Bone-boosting milk protein offers future
25 November 2004
Bone-boosting milk protein offers future hope for osteoporosis sufferers
The discovery of the bone-boosting properties of a component of milk may offer hope in the future to the millions of sufferers worldwide of the debilitating bone-wasting condition, osteoporosis.
Research by The University of Auckland’s Osteoporosis Research Group has found that a milk protein, lactoferrin, not only inhibits bone breakdown, but also boosts bone growth four times faster than normal when injected directly into bone.
Associate Professor Jill Cornish in the University’s Faculty of Medical and Health Sciences, who heads the project, says incorporating lactoferrin into a pill or an enriched beverage may prevent the onset of osteoporosis in those at risk, but this is some time away as more research is needed.
Local injection of lactoferrin has resulted in such “phenomenal bone growth”, she says, that it could be applied directly to a fracture site to promote faster healing than growth factor treatments currently available.
“It is a goody molecule. It’s good for bones, it’s good for the immune system, It’s an anti-bacterial, anti-viral and anti-fungal. Interestingly, when white blood cells in the body respond to infection they spurt out lactoferrin naturally. This is the body’s first line of defence.”
The research is a LactoPharma project. LactoPharma, established to discover and commercialise novel bioactive components from milk and colostrum, is a joint venture involving Fonterra Co-operative Group, and Auckland UniServices Ltd, the commercial arm of The University of Auckland, with investment from the Foundation for Research, Science and Technology (FORST).
Osteoporosis, an increasing global health burden affecting some 200 million people, costs New Zealand an estimated $200 million a year in health care and related costs.
Sixty per cent of women and 30 per cent of men in New Zealand over the age of 60 years suffer osteoporotic fractures. Seventeen per cent of post-menopausal women suffer a hip fracture, with one third dying within a year, and half unable to walk again unassisted.

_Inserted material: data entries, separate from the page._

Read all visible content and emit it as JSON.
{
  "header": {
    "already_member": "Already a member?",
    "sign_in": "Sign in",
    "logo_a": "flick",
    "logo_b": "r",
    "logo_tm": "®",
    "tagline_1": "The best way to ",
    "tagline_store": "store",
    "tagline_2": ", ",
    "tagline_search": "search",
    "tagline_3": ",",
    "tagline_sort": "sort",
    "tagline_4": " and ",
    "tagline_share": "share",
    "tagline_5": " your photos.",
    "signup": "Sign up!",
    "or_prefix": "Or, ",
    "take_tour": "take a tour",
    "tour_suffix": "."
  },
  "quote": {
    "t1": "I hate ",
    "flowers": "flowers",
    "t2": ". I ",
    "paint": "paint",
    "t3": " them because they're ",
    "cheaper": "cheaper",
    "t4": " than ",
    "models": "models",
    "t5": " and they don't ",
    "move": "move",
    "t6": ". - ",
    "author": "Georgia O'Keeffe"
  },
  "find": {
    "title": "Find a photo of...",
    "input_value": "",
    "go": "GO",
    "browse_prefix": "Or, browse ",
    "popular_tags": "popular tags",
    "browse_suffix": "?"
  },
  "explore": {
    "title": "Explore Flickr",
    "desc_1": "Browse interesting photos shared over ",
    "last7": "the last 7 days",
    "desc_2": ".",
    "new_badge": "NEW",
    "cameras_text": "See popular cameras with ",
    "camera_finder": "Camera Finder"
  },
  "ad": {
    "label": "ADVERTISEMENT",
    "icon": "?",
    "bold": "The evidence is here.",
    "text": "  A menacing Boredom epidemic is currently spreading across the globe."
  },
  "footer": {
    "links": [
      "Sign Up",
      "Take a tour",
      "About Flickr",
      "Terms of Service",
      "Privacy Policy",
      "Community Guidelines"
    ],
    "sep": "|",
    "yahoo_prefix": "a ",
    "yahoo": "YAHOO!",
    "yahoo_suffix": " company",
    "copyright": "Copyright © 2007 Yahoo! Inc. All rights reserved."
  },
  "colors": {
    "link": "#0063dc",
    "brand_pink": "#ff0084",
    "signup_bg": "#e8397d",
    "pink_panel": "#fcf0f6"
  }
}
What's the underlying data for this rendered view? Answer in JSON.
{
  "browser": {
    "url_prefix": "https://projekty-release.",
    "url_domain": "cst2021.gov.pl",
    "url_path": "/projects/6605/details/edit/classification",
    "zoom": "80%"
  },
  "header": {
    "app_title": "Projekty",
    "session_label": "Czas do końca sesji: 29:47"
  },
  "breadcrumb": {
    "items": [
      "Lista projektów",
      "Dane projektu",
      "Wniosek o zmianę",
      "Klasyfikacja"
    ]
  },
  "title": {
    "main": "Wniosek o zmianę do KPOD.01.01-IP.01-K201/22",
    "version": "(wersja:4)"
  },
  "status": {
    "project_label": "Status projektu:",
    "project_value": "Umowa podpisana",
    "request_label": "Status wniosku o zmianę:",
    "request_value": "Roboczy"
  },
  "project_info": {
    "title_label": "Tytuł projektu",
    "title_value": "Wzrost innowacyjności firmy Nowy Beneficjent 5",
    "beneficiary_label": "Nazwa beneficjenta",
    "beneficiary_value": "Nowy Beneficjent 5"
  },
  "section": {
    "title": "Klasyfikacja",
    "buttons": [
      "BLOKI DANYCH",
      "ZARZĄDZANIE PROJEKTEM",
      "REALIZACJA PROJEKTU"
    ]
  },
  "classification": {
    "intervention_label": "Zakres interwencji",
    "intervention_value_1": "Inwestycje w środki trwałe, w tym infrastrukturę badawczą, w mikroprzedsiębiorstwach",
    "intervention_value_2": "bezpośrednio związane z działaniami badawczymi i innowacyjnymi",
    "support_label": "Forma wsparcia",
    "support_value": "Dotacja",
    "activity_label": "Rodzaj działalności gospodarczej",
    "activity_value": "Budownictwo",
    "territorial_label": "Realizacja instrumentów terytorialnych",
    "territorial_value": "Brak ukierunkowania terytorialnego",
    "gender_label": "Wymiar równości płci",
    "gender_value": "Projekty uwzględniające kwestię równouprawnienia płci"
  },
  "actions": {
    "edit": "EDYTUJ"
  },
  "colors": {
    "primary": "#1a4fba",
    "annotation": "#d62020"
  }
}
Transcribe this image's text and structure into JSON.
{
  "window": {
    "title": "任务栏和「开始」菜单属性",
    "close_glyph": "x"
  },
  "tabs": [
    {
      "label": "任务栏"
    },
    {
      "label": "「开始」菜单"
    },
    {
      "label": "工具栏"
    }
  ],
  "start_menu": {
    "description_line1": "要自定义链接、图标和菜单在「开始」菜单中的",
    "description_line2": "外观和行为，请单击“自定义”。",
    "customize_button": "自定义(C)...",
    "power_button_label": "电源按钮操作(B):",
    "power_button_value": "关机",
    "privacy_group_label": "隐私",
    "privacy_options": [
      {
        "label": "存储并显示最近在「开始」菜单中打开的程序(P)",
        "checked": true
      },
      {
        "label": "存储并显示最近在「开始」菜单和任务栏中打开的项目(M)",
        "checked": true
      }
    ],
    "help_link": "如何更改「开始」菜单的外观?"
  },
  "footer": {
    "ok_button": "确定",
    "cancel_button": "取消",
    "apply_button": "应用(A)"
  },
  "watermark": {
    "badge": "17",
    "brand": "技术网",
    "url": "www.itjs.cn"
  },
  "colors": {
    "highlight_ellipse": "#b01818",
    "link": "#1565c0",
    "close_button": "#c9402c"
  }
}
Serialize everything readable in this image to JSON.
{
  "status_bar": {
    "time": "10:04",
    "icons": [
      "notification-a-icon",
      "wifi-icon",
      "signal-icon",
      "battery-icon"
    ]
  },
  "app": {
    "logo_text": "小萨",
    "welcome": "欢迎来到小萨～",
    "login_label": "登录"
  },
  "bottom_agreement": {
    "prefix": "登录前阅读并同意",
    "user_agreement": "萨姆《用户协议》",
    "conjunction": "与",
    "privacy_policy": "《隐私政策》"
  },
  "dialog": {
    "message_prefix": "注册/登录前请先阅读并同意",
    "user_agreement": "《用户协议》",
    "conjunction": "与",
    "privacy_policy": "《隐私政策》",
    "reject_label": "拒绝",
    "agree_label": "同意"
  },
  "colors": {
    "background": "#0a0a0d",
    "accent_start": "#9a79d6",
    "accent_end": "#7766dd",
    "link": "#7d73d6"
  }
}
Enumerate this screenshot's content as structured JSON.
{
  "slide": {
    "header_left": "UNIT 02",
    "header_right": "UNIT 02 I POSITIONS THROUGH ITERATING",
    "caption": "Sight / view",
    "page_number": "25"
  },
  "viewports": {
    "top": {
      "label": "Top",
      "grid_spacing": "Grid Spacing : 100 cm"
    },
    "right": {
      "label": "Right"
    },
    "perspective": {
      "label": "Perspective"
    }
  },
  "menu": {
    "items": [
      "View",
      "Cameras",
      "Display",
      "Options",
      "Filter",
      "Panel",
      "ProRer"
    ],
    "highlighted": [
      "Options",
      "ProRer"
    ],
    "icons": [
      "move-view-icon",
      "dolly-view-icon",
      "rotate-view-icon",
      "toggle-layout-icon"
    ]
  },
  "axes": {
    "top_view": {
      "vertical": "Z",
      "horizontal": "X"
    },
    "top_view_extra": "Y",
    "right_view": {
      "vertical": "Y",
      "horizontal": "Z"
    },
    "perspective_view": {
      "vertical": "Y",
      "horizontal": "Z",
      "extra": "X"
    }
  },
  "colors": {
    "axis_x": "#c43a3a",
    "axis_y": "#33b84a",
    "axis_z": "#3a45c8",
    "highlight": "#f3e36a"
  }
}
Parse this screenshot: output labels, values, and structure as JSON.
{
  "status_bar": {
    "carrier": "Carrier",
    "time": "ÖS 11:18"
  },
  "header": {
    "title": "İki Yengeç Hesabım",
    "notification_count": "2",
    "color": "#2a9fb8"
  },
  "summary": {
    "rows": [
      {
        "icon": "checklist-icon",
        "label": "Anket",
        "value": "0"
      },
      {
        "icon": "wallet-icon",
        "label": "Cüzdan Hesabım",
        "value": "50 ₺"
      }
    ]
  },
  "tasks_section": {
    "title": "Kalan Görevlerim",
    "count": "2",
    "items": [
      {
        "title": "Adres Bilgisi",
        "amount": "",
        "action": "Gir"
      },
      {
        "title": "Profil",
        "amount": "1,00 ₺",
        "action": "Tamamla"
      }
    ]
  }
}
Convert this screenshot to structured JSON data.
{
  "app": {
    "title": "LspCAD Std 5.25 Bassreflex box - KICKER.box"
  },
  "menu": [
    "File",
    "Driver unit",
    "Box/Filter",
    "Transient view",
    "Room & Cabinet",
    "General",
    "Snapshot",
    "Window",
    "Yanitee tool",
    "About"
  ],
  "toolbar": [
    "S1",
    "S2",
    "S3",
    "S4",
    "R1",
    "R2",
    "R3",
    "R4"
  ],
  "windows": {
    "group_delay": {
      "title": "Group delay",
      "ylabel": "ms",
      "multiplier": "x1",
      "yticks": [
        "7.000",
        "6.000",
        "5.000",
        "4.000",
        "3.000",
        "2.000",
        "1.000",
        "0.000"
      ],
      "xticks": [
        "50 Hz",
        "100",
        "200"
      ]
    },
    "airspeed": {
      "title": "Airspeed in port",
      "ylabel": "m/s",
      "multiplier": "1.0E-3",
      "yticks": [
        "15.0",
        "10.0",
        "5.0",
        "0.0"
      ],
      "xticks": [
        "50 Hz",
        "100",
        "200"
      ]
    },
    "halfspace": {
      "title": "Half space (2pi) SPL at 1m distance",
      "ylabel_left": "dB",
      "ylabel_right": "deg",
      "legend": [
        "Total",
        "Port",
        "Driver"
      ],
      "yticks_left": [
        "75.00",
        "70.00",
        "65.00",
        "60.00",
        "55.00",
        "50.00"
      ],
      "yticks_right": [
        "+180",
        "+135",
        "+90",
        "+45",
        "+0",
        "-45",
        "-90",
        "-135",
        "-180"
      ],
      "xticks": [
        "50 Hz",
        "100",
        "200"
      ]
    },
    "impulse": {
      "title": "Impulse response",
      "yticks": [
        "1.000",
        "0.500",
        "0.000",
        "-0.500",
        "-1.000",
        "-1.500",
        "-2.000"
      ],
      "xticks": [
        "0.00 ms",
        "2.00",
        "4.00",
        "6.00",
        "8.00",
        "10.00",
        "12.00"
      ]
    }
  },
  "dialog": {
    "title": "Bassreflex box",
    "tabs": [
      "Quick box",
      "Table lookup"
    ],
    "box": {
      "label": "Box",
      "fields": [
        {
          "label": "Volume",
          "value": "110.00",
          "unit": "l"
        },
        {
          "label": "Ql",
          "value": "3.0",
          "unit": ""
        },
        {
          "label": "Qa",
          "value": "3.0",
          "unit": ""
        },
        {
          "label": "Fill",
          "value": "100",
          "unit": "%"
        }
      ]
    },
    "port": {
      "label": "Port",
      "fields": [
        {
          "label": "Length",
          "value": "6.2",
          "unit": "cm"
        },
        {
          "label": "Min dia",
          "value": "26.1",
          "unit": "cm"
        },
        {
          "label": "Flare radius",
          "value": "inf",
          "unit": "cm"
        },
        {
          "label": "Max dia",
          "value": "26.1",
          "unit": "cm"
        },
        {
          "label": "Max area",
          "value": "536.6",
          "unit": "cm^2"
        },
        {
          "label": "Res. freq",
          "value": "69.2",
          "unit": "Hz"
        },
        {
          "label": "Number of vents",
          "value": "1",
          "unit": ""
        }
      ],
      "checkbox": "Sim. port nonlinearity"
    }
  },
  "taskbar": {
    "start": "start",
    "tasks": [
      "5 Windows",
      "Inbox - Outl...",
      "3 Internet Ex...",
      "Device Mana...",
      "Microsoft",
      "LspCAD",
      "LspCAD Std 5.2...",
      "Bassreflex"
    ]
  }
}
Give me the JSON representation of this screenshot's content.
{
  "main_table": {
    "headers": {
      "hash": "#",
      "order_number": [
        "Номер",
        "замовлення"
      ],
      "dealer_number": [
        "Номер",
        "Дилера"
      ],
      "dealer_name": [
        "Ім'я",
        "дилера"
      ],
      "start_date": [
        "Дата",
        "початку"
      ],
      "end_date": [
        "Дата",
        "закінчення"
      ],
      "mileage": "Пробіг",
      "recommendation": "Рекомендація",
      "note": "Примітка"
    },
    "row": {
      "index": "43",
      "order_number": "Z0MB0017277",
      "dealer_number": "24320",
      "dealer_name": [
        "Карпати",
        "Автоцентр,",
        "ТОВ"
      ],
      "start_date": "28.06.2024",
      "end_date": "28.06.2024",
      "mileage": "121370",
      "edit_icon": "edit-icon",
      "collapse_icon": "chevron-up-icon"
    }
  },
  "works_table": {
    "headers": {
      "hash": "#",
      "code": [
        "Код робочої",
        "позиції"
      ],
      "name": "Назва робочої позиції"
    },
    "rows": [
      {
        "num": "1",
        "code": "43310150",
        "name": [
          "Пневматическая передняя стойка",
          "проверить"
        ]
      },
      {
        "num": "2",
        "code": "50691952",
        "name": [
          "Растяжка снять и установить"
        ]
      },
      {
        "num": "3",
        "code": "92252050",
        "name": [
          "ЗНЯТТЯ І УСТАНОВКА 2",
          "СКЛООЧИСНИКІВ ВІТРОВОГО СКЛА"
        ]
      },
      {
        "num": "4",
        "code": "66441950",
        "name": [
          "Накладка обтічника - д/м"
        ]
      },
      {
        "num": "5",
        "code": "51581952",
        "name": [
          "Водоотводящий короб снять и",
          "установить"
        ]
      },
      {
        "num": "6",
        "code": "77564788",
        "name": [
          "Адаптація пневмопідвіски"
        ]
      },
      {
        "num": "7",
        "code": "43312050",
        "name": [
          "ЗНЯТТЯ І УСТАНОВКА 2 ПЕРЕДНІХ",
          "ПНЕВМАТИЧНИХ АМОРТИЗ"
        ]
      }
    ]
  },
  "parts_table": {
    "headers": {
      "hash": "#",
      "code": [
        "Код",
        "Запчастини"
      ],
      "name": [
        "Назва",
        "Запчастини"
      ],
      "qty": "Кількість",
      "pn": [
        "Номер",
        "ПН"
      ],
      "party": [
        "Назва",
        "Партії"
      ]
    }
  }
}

Dr Cornish, who delivered a paper on her findings today (November 24) at the Global Dairy Summit Conference in Melbourne, says a lot of research has been done on the development of treatments to inhibit bone resorption, but little is known about how to build bone.
“This is what differentiates lactoferrin and makes it so exciting – it’s a double whammy if you like – inhibiting the formation of cells that resorb bone and stimulating the cells that form bone.”
While bone has a “static limestone cave appearance”, says Dr Cornish, it is in fact a dynamic, complex living tissue, with the human skeleton completely renewing itself every ten years.
Healthy bone depends on continual replacement, which is accomplished by the action of two main types of bone cell - osteoclasts which break down old bone, and osteoblasts, which form new bone. Osteoporosis occurs when there is an imbalance in this process.
“This regular turnover of bone is critical and without it the old bone develops fine fractures a bit like metal fatigue and eventually breaks,” says Dr Cornish.
Lactoferrin is a naturally occurring protein in cows’ and human milk and is particularly concentrated in colostrum, the rich substance newborns receive at birth before breast milk is fully established.
Dr Cornish says it is not surprising that milk contains a number of growth factors but this is the first time that lactoferrin has received this attention. The team of cell and molecular biologists are now looking at how lactoferrin works.
“This is the other really intriguing thing. We have discovered two new receptors on the bone-forming cells and lactoferrin is working through at least one of these to promote bone growth. So we think we have discovered a new anabolic (cell growth and differentiation) pathway in bone.
“This is significant because other molecules may be working through these receptors leading to new treatment options.”
Receptors and molecules travelling around the body have a “lock and key” relationship, says Dr Cornish, with receptors on the bone cells rather like the “lock”, waiting for the lactoferrin to make contact. This activates the process which makes new bone.
Dr Cornish, whose findings were published in September issues of “Endocrinology” and “Molecular Endocrinology” says although lactoferrin is present in various secretions in the body, it is not in sufficient concentration to prevent osteoporosis in later life.
LactoPharma’s Head Dr Kannan Subramaniam says LactoPharma has filed patent applications for lactoferrin as a bone growth factor as well as the two new receptors on the osteoblasts.
“These findings by Dr Cornish and her team are extremely exciting, paving the way for development of new value-add, therapeutic applications which are beneficial to human health as well as commercially viable,” he said.
The work of the University’s Osteoporosis Research Group is also supported by funding from the Health Research Council.